Student activist leaders start 'Taiwan March' group
By Katherine Wei , The China Post
May 19, 2014, 12:02 am TWN
Student activist leaders Lin Fei-fan (林飛帆) and Chen Wei-ting (陳為廷) yesterday announced their launch of a new citizen group that would push for reforms on the current referendum system.
Roughly a month after retreating from their occupation of the Legislative Yuan, the two activists and college politics professor Huang Guo-chung (黃國昌) decided that they would push to abolish the 50-percent voter mark in national referendums, a rule that calls for half the number of legitimate voters in the nation to vote for the same cause in a referendum for that cause to take effect.
The trio and the new group were not looking to become a new political party nor nominate any candidates for future political elections, said Chen in response to many guesses from local media outlets.
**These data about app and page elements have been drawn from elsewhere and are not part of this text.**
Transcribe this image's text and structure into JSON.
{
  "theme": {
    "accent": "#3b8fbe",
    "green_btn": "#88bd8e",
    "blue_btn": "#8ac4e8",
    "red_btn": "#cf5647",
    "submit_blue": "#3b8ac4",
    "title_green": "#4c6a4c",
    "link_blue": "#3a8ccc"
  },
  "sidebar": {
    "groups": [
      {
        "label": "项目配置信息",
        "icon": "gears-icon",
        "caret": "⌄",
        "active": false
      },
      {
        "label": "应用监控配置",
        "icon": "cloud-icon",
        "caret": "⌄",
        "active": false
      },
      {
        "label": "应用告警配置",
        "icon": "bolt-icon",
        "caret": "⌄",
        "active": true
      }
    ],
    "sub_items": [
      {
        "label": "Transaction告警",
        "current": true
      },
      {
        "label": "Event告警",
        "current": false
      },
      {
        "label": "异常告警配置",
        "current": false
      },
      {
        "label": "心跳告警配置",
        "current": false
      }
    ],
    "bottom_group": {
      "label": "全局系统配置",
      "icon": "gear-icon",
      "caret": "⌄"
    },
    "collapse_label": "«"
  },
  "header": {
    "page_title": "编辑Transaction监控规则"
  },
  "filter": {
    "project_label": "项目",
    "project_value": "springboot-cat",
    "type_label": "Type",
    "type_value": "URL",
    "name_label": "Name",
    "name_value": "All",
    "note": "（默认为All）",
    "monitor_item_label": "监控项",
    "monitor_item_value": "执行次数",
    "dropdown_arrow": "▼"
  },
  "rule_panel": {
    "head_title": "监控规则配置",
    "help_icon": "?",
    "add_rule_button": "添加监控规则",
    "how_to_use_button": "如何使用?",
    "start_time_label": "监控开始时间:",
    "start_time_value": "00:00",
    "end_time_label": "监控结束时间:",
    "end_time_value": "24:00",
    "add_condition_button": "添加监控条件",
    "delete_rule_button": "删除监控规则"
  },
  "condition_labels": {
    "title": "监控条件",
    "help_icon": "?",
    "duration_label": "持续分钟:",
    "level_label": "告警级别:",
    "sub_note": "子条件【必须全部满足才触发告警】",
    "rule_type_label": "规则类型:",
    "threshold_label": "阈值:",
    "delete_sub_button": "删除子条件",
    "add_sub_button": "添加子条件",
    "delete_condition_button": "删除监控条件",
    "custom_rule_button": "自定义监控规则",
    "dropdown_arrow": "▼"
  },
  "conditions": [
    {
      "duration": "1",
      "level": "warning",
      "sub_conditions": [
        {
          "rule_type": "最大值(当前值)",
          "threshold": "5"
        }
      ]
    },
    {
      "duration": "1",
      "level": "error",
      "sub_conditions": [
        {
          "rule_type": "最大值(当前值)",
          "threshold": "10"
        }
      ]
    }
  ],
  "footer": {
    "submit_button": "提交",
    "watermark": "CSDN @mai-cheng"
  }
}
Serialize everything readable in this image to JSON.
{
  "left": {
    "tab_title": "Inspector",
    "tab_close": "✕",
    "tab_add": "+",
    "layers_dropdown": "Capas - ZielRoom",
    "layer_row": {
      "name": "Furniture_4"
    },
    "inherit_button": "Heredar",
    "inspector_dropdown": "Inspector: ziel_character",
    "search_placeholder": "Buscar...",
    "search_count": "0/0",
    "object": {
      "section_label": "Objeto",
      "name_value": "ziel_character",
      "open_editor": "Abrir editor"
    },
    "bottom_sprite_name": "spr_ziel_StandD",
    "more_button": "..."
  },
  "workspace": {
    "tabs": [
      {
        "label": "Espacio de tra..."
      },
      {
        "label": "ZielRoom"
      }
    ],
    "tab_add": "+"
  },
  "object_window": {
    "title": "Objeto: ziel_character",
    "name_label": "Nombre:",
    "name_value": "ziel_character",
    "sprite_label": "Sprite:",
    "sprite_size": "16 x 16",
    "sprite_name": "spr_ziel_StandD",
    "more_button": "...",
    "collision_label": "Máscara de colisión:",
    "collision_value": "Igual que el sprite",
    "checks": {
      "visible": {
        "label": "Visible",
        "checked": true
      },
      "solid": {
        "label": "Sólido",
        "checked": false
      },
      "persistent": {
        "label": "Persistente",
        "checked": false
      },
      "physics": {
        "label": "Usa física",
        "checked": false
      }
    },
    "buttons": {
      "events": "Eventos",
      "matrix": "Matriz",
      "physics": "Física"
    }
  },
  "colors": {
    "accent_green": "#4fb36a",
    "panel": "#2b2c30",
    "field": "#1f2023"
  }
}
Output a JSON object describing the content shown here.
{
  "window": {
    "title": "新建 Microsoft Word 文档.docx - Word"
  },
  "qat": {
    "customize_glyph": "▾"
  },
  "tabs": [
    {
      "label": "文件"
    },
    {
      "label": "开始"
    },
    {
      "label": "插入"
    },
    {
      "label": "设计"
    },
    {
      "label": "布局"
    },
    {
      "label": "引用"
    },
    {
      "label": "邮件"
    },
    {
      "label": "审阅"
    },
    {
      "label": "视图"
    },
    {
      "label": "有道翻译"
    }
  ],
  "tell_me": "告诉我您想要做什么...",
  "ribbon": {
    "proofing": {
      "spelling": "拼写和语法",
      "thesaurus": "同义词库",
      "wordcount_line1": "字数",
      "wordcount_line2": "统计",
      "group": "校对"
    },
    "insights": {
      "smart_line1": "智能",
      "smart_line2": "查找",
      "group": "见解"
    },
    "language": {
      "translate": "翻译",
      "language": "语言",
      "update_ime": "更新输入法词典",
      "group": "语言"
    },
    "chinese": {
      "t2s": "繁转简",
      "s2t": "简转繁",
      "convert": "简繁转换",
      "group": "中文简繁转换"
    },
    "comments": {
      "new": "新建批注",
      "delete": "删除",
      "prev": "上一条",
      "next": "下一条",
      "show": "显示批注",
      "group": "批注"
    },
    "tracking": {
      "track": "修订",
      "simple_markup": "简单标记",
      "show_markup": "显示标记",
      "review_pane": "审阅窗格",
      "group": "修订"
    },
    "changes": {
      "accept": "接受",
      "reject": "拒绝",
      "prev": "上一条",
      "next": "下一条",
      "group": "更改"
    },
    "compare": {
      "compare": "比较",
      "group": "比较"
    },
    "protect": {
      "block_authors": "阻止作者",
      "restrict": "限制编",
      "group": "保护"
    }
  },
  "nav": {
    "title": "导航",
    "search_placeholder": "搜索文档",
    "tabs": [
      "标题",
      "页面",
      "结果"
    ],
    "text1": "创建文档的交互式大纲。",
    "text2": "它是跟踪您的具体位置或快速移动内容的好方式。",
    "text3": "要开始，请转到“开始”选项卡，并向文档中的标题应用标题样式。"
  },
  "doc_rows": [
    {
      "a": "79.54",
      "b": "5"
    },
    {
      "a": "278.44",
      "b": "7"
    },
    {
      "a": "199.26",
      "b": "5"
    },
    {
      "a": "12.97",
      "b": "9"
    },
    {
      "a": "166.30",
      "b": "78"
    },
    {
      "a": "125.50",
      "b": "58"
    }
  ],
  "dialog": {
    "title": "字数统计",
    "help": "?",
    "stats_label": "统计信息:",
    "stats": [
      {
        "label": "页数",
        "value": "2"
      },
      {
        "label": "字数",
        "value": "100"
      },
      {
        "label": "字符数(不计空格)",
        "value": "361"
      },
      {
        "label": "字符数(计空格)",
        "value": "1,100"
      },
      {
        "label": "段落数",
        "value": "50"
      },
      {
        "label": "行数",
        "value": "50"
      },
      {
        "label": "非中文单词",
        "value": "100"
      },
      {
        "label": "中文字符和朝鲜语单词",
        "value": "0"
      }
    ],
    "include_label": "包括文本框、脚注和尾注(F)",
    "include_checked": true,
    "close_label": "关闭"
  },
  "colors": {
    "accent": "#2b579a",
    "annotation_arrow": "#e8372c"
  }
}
Named “Taiwan March (島國前進),” the group will be calling for changes in Taiwan's political scene through citizen movements; the first petition it has planned to launch was to scrap the “birdcage referendum” rule, which requires over 50 percent of voters to turn out. “(We) hope to push for the amendment of the Referendum Act and call for the government to 'return the rights to the people,'” said Lin.
The next task on Taiwan March's agenda is to keep tabs on the Legislature as it reviews the special draft bill for Taiwan's free economic pilot zones, the Cross-Strait Trade in Services Agreement and a supervisory law concerning cross-strait pacts, said Lin.
Lin and Chen had previously led the student and citizen movements in protest of the hasty passage of the services trade pact in March.
“The decision had been made after a month's discussions ... a lot of people thought ill of our decision and thought that we would be alone when we insisted on choosing this path. We had been hesitant and even thought we'd stop doing anything ... but our previous teammates have been holding workshops and training new group leaders after the protests ended, and they have been doing a good job,” said Lin. “Frankly, we have been slow to take the next step compared to our teammates.”
Lin also stressed that the media had focused too much on Chen and himself, saying that the reports had glossed over the efforts of many others who also deserved credit. Several movements that branched from the Sunflower Student Movement include a plan to impeach several Kuomintang (KMT) legislators, workshops for students and citizens interested in the nation's future and the planning of grassroots forums — all calling upon citizens to take matters into their own hands.
“All these people have contributed more than we did; for us, this new group may be our way to compensate for what we have not done during this time,” said Lin.